A word-for-word copy is needed of the line containing "Parse this screenshot: output" and every line after it through the end of the records below, leaving out all pictures.

Top of MATERIAL FOR THIS TASK

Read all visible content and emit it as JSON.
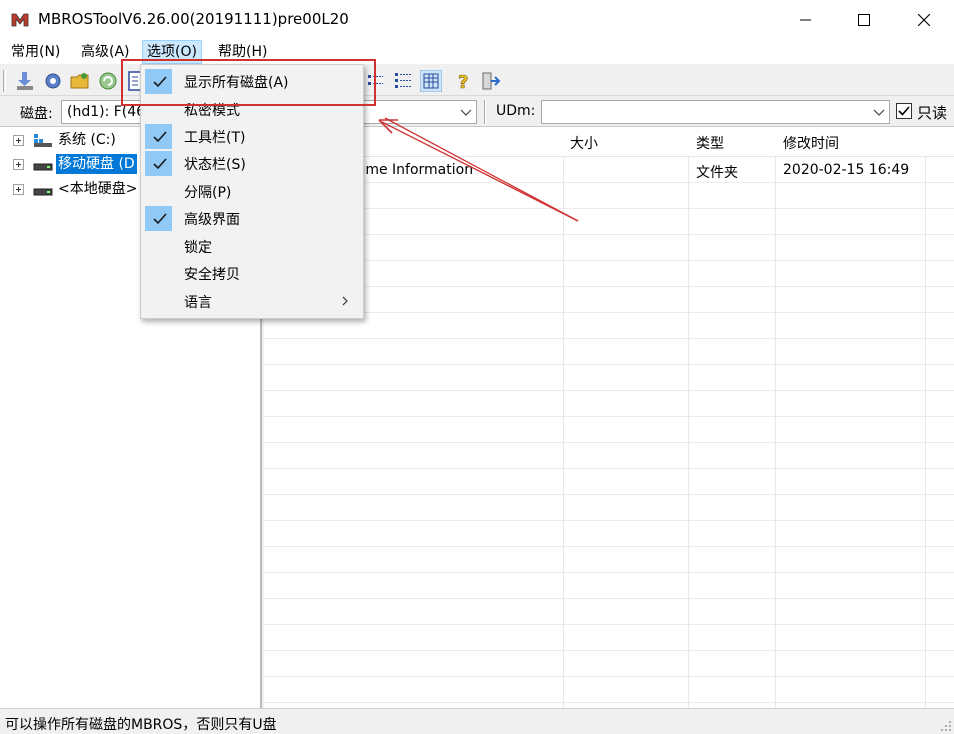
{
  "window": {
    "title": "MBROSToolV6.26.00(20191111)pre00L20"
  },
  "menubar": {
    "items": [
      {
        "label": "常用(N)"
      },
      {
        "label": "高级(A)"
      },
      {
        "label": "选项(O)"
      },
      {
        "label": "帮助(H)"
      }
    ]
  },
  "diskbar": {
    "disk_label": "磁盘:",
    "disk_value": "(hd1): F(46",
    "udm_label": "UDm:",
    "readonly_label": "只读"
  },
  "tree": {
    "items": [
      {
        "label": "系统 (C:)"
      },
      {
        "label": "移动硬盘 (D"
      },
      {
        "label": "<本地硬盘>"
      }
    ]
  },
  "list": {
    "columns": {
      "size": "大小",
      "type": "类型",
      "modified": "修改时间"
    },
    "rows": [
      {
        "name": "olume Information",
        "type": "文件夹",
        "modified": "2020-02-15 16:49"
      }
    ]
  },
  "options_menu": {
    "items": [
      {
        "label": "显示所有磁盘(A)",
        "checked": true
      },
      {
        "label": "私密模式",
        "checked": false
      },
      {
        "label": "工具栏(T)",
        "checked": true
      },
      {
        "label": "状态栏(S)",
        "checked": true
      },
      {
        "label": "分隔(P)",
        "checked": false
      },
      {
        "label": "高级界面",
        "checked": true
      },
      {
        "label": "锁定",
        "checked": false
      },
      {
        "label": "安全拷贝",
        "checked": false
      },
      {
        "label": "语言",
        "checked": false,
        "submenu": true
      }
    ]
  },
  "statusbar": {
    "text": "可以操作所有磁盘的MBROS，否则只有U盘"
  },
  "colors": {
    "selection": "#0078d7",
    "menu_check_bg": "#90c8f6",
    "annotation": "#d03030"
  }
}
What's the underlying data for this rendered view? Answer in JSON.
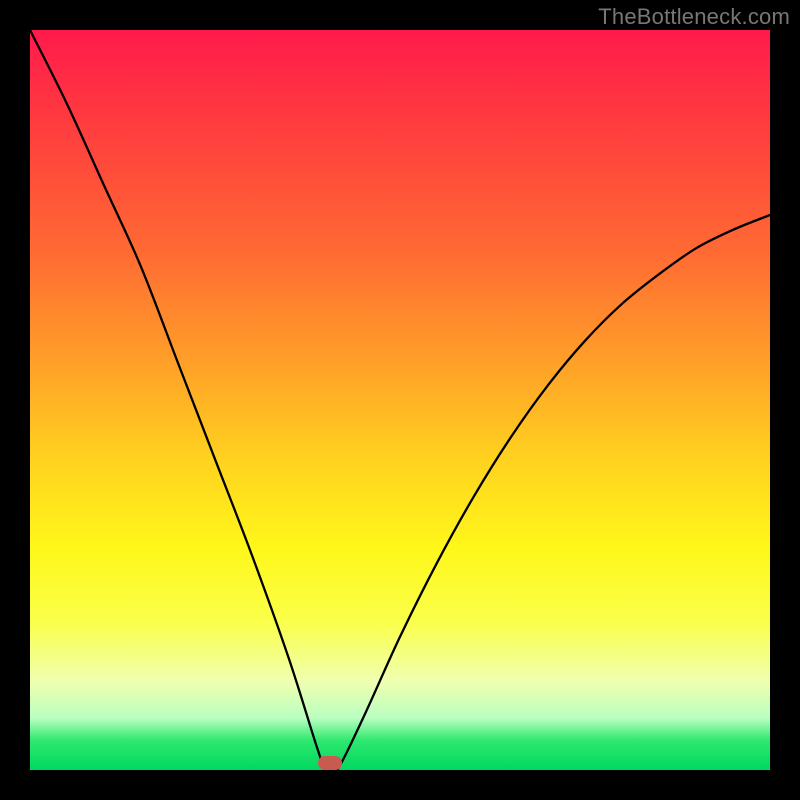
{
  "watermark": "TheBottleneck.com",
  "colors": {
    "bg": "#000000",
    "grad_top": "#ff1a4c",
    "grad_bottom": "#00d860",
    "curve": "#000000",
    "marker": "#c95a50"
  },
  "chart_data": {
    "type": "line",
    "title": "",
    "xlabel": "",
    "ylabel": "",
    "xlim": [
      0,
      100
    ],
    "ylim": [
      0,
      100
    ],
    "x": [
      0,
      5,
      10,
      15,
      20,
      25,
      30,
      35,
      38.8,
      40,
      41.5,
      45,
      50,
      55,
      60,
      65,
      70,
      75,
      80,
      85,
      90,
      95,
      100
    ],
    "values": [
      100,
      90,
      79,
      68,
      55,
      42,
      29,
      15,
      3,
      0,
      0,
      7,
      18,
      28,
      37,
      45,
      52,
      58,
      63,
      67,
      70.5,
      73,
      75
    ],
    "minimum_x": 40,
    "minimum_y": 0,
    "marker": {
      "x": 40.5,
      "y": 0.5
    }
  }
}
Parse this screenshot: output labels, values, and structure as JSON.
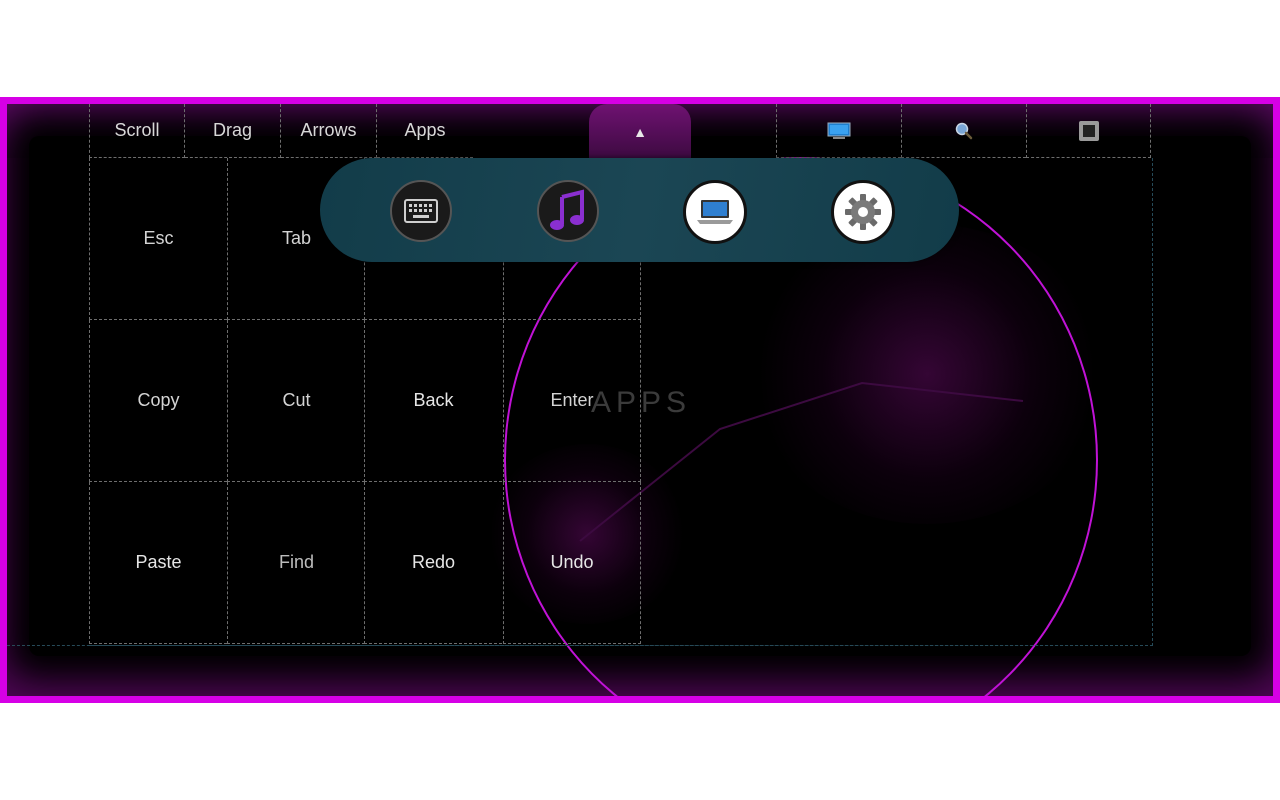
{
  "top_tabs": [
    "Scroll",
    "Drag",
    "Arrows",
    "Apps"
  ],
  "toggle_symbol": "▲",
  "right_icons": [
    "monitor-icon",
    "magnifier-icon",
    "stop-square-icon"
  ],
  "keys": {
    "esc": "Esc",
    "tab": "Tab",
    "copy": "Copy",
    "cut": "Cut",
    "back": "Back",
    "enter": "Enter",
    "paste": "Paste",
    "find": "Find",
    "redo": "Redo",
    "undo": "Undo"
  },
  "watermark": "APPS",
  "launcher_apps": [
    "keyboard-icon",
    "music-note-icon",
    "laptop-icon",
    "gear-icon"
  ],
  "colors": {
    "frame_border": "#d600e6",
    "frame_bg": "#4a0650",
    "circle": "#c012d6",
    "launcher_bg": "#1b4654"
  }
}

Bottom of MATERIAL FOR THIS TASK

● **RESPONSE TO THIS EXERCISE**:
Parse this screenshot: output labels, values, and structure as JSON.
{
  "top_tabs": [
    "Scroll",
    "Drag",
    "Arrows",
    "Apps"
  ],
  "toggle_symbol": "▲",
  "right_icons": [
    "monitor-icon",
    "magnifier-icon",
    "stop-square-icon"
  ],
  "keys": {
    "esc": "Esc",
    "tab": "Tab",
    "copy": "Copy",
    "cut": "Cut",
    "back": "Back",
    "enter": "Enter",
    "paste": "Paste",
    "find": "Find",
    "redo": "Redo",
    "undo": "Undo"
  },
  "watermark": "APPS",
  "launcher_apps": [
    "keyboard-icon",
    "music-note-icon",
    "laptop-icon",
    "gear-icon"
  ],
  "colors": {
    "frame_border": "#d600e6",
    "frame_bg": "#4a0650",
    "circle": "#c012d6",
    "launcher_bg": "#1b4654"
  }
}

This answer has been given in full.